══ Information
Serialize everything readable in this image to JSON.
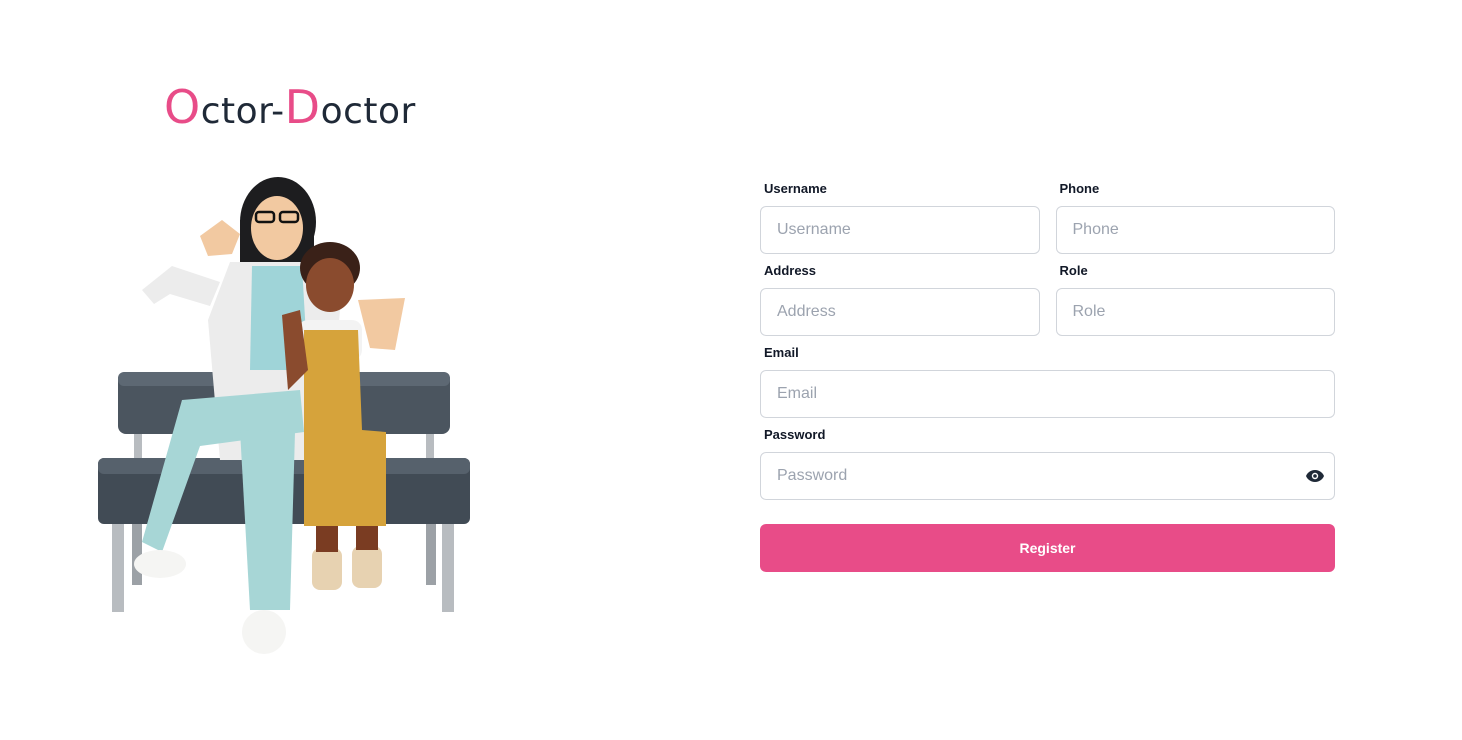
{
  "brand": {
    "first_cap": "O",
    "first_rest": "ctor-",
    "second_cap": "D",
    "second_rest": "octor",
    "accent_color": "#e84c88",
    "text_color": "#1f2937"
  },
  "illustration": {
    "description_icon": "doctor-and-child-on-bench-illustration"
  },
  "form": {
    "username": {
      "label": "Username",
      "placeholder": "Username",
      "value": ""
    },
    "phone": {
      "label": "Phone",
      "placeholder": "Phone",
      "value": ""
    },
    "address": {
      "label": "Address",
      "placeholder": "Address",
      "value": ""
    },
    "role": {
      "label": "Role",
      "placeholder": "Role",
      "value": ""
    },
    "email": {
      "label": "Email",
      "placeholder": "Email",
      "value": ""
    },
    "password": {
      "label": "Password",
      "placeholder": "Password",
      "value": "",
      "toggle_icon": "eye-icon"
    },
    "submit_label": "Register",
    "submit_color": "#e84c88"
  }
}
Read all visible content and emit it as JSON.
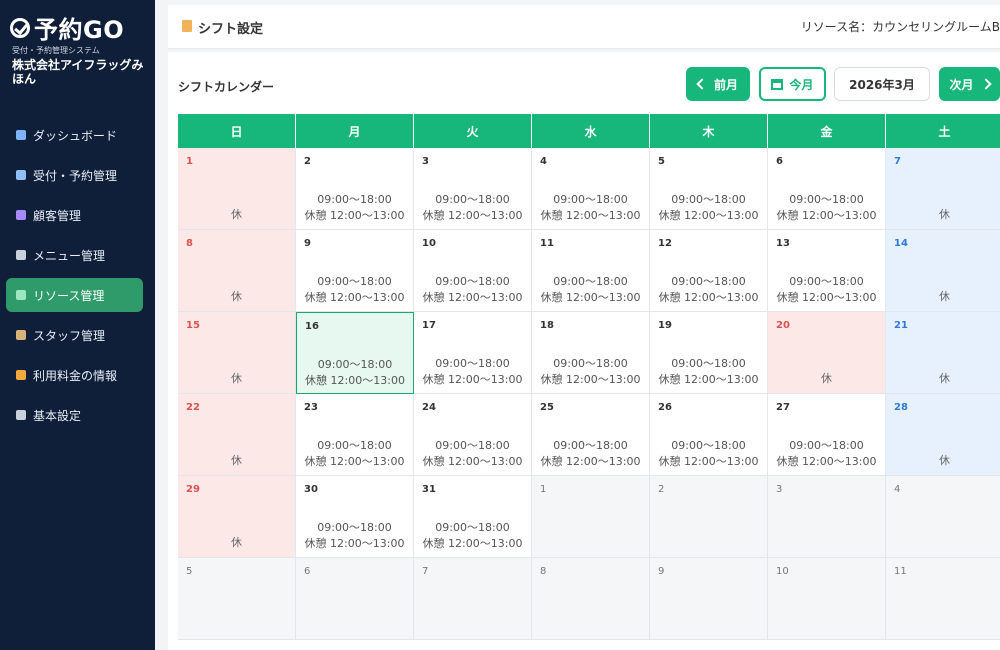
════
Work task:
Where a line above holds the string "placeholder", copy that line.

Output:
      "placeholder": "Username",
      "placeholder": "Phone",
      "placeholder": "Address",
      "placeholder": "Role",
      "placeholder": "Email",
      "placeholder": "Password",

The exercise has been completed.